Directions for this task — Give the count of lines in the records below that contain "title", with no other words.

(Data entries)
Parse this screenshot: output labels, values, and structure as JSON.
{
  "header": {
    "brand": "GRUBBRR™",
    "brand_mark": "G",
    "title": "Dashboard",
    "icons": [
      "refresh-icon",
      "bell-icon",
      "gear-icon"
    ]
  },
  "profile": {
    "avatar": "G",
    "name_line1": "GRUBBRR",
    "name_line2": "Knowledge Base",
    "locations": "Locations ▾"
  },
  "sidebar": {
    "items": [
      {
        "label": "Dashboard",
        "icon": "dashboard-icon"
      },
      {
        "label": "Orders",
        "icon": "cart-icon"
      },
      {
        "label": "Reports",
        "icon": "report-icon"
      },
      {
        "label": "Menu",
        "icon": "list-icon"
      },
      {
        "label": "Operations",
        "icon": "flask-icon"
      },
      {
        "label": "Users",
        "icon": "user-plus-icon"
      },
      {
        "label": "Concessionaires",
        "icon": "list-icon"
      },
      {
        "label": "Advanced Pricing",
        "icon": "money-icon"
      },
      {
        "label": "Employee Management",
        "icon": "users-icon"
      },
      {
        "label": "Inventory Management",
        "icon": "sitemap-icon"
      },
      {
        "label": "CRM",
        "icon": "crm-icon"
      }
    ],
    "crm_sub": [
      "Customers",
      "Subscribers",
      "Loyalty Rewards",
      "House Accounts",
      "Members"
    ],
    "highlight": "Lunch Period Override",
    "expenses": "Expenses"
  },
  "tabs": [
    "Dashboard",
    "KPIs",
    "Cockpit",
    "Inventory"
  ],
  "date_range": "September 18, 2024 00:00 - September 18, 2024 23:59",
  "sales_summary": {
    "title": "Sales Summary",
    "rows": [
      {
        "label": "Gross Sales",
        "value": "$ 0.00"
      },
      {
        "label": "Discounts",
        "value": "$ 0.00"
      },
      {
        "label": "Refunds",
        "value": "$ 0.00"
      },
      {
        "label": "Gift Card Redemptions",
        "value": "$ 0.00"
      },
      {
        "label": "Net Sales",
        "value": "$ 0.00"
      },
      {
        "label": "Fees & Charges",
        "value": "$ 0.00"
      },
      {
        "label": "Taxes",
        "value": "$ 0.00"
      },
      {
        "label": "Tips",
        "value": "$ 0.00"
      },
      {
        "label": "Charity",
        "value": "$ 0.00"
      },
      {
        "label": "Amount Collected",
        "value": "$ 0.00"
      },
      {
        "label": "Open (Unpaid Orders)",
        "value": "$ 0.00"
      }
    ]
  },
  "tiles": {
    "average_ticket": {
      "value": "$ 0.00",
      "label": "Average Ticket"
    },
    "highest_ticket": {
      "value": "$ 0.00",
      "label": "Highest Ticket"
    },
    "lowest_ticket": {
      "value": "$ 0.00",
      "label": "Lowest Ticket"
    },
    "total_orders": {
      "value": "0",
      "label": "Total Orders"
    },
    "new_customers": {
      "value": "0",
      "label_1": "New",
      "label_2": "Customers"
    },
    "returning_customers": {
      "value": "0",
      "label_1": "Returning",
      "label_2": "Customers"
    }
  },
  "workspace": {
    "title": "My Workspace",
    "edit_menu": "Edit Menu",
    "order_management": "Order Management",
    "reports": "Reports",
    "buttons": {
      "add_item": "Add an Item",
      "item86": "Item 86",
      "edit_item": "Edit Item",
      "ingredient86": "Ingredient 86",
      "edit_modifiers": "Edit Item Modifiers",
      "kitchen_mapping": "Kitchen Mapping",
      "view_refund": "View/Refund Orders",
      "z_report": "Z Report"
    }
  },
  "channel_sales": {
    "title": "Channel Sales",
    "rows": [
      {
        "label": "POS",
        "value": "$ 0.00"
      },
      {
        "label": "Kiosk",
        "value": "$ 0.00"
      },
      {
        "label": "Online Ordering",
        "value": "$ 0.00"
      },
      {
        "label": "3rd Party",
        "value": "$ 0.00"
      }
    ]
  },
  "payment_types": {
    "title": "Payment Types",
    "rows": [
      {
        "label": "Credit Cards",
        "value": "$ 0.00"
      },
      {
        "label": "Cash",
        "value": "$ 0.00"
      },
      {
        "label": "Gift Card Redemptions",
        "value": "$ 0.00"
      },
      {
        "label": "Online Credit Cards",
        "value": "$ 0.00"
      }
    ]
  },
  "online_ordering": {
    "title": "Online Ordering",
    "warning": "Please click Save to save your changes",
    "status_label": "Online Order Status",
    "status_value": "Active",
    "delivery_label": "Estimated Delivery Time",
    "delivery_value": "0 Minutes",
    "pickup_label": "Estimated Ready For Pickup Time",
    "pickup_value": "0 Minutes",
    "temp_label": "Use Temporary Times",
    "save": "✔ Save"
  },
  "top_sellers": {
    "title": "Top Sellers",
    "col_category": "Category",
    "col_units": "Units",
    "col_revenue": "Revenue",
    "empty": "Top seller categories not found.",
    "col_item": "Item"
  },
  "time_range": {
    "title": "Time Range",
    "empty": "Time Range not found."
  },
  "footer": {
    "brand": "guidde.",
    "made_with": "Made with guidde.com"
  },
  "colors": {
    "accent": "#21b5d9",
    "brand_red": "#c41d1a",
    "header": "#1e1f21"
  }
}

The answer — 8